### Work task
Filter the records below for the word "username". Copy each line that holds it.

### Records for this task

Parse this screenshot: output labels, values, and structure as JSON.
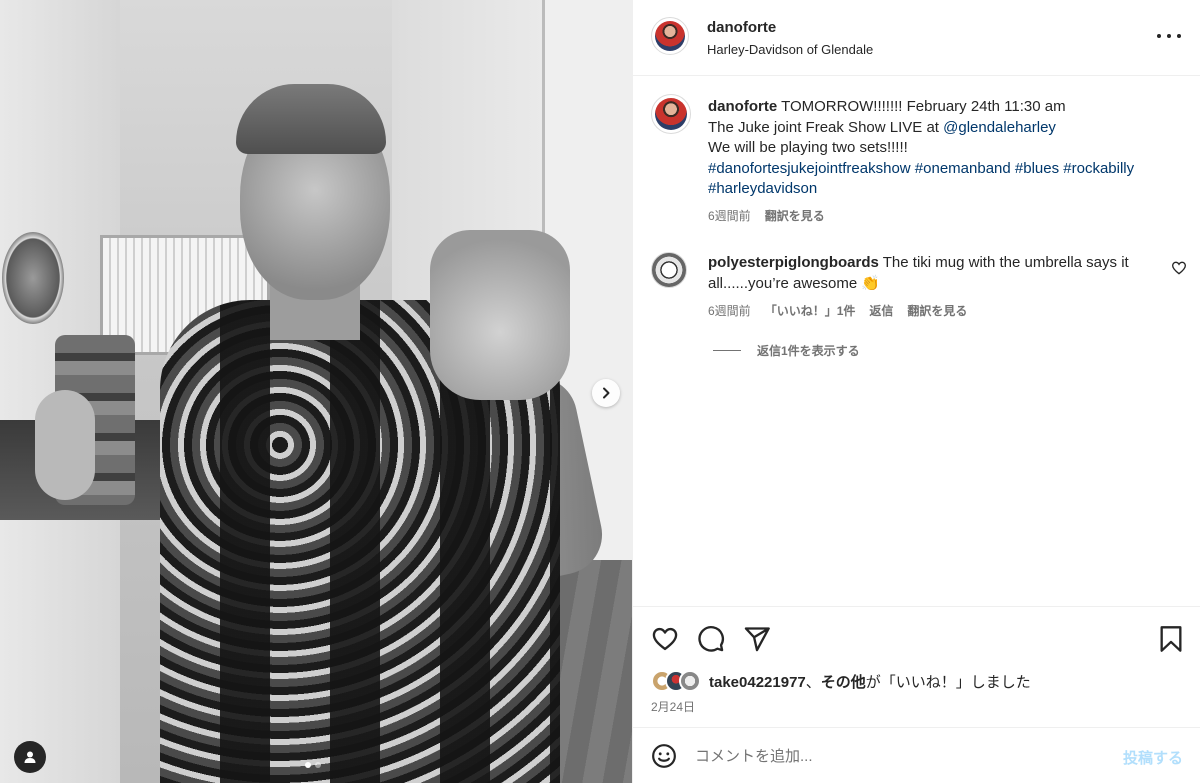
{
  "post": {
    "username": "danoforte",
    "location": "Harley-Davidson of Glendale",
    "caption": {
      "username": "danoforte",
      "line1": "TOMORROW!!!!!!! February 24th 11:30 am",
      "line2_prefix": "The Juke joint Freak Show LIVE at",
      "mention": "@glendaleharley",
      "line3": "We will be playing two sets!!!!!",
      "hashtags": [
        "#danofortesjukejointfreakshow",
        "#onemanband",
        "#blues",
        "#rockabilly",
        "#harleydavidson"
      ],
      "time": "6週間前",
      "translate": "翻訳を見る"
    },
    "comment": {
      "username": "polyesterpiglongboards",
      "text": "The tiki mug with the umbrella says it all......you’re awesome",
      "emoji": "👏",
      "time": "6週間前",
      "likes": "「いいね！」1件",
      "reply": "返信",
      "translate": "翻訳を見る",
      "view_replies": "返信1件を表示する"
    },
    "likes": {
      "user": "take04221977",
      "sep": "、",
      "others": "その他",
      "suffix": "が「いいね！」しました"
    },
    "date": "2月24日",
    "add_comment": {
      "placeholder": "コメントを追加...",
      "post_label": "投稿する"
    },
    "carousel": {
      "total_slides": 2,
      "current_slide": 1
    }
  },
  "icons": {
    "like": "heart-icon",
    "comment": "comment-bubble-icon",
    "share": "paper-plane-icon",
    "save": "bookmark-icon",
    "more": "more-options-icon",
    "next": "chevron-right-icon",
    "tag": "user-tag-icon",
    "emoji": "emoji-icon"
  },
  "colors": {
    "link": "#00376b",
    "secondary_text": "#737373",
    "post_disabled": "#b2dffc"
  }
}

### Answer box
    "username": "danoforte",
      "username": "danoforte",
      "username": "polyesterpiglongboards",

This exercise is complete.